Richard Fisher never disappoints with and his speeches are one of the finest to read. They are full of anecdotes, trivia and plain-talk. His recent speech is also superb.
Hong Kong’s Asia Times on Sept. 18, which had this gem of an analysis on the meeting: “Like an old-time cowboy, [Ben Bernanke]’s got all his ‘little doggies’ back into the pen. Dallas Federal Reserve [Bank] president Richard Fisher, the leader of an anti-Bernanke insurgency calling for higher interest rates to fight inflation since spring, fell in line this time with the rate hold [at 2 percent], making the statement unanimous.” To which the writer appended: “… if the choice was between the health of the economy and the restoration of Bernanke’s authority, it seems that the economy got the nasty end of the stick.”
I am not sure what was meant by that last clause about the end of the stick. But I can tell you this: Ben Bernanke, whose authority as chairman has never been in question, is no cowboy. And I am no “doggie” (though our family does own a handsome herd of Longhorns and a fine breeding bull named, incidentally, Irrational Exuberance; I consider these noble animals, so the term in itself is hardly insulting). Nor am I a member of, yet alone a leader within, what some cynical writer imagines is an “anti-Bernanke insurgency.” I am a member of a group of earnest policymakers, which includes the chairman, that places the health of the economy and the proper conduct of monetary policy above any personal interests or intrigue.
It deserves a :-))) Not many people can take a dig at themselves and come out as winner.
He says he was never sure of using fed funds rate for correcting financial markets.
Since the beginning of the year, I have been worried about the efficacy of reducing the fed funds rate given the problems of liquidity and capital constraints afflicting the financial system.
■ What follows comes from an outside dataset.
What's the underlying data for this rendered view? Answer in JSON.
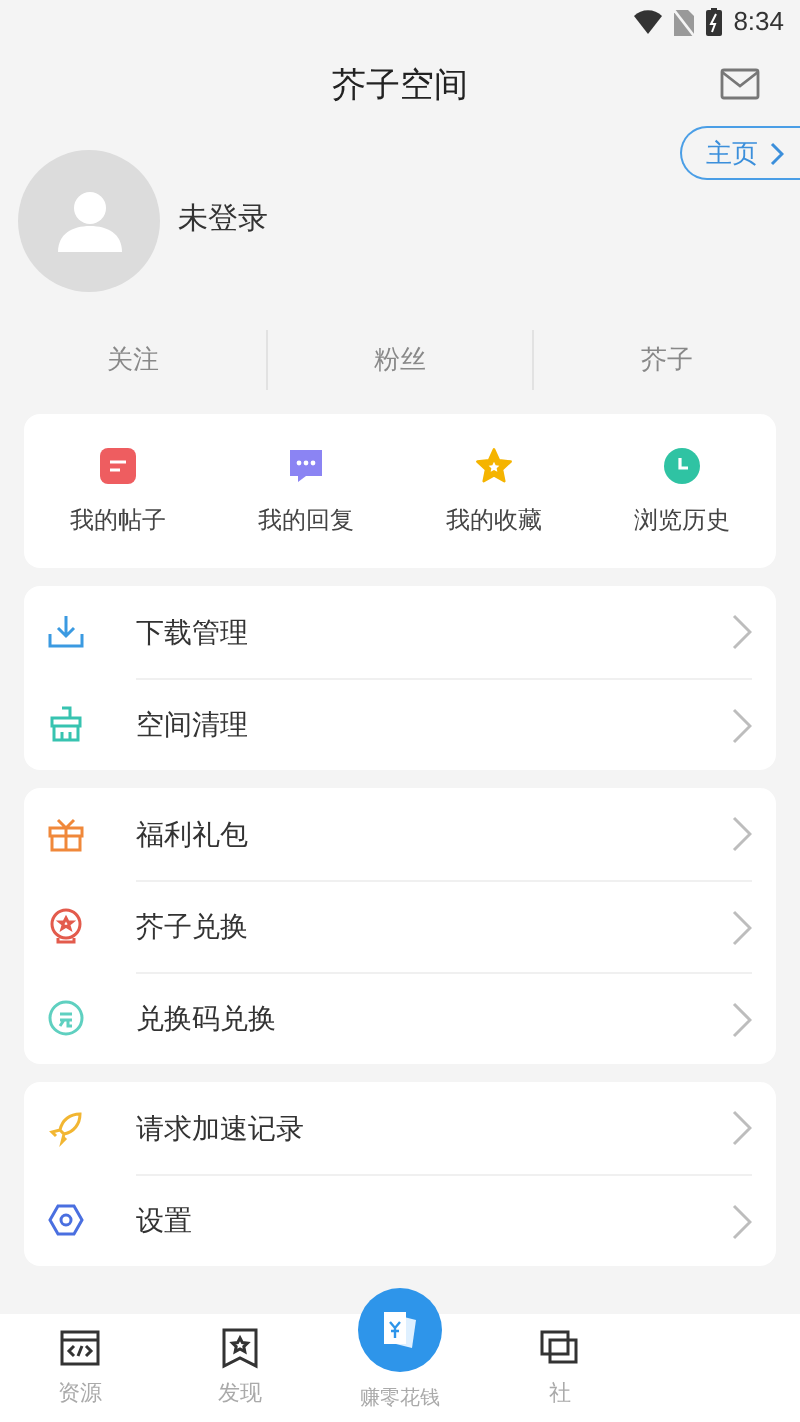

As I see it, the seizures and convulsions we have experienced in the debt and equity markets have been the consequences of a sustained orgy of excess and reckless behavior, not a too-tight monetary policy.
There is no nice way to say this, so I will be blunt: Our credit markets had contracted a hideous STD—a securitization transmitted disease—for which lowering the funds rate to negative real levels seemed to me to be not only an ineffective treatment, but a palliative and maybe even a stimulus that would only encourage further mischief.
He then takes a look at inflation and points some companies have raised the prices. So he is worried on inflation front. He discusses TARP and is not very comfortable with it.
He points to rising off-balance sheet liabilities on US government’s balance sheets:
Even before tackling the task of cementing capital adequacy, we need to bear in mind that the TARP places one more straw on the back of the frightfully encumbered camel that is the federal government ledger. Other off-balance-sheet liabilities were already in place before Washington took on additional burdens from the reorganization of Fannie Mae and Freddie Mac and whatever we realize…
Foremost among the existing liabilities are some $13 trillion in unfunded Social Security benefits and Medicare obligations already promised to the people but as yet unfunded, an obligation that the Dallas Fed staff estimates at a present value of over $80 trillion. The former comptroller general of the United States, David Walker, estimates the Medicare deficit to be less, only $34 trillion, so let’s work with his less-excitable numbers. With everything including Social Security and Medicare properly accounted for, Mr. Walker estimates that “as of September 30, 2007, the federal government was in a $53 trillion fiscal hole, equal to $455,000 per household and $175,000 per person.”
This is a very scary number. It is equal to almost 4 times of US GDP and is nearly equivalent to world GDP in 2007 (as per IMF estimates World GDP in 2007 in current USD was USD 54 trillion) !! I was amazed at the billions being lost in this crisis and now trillions also don’t seem to matter.
Looking at how the world financial markets have responded to the ongoing crisis, this looks like a far bigger problem. Any concerns on such large deficit numbers would surely send markets in a tailspin.
This reminds of the recent events when there were talks of downgrading US sovereign rating from its AAA status. The rating agencies had downgraded other economies in their times of crisis and similar fate was expected of US.
However, Moody’s said US will continue to have AAA status:
The measures that have thus far been implemented and the proposal announced at the end of last week involve a significant expansion of the public sector balance sheet…. despite a considerable degree of financial stress and risk socialisation, the foundations of the US rating remain unshaken.
The same public sector balance sheet expansion would have alone led to lower rating of any other economy. But not for US. The moment you add the off-balance sheet items you are in for a disaster. It is next crisis in making.
Fitch had downgraded India’s currency default rating from Stable to Negative on this reason:
The revision to the local currency Outlook is based on a considerable deterioration in the central government’s fiscal position in 2008-09 (FY09), combined with a notable increase in government debt issuance to finance subsidies not captured in the budget,” said James McCormack, Head of Asia Sovereign ratings.
Why not a similar treatment for US as well?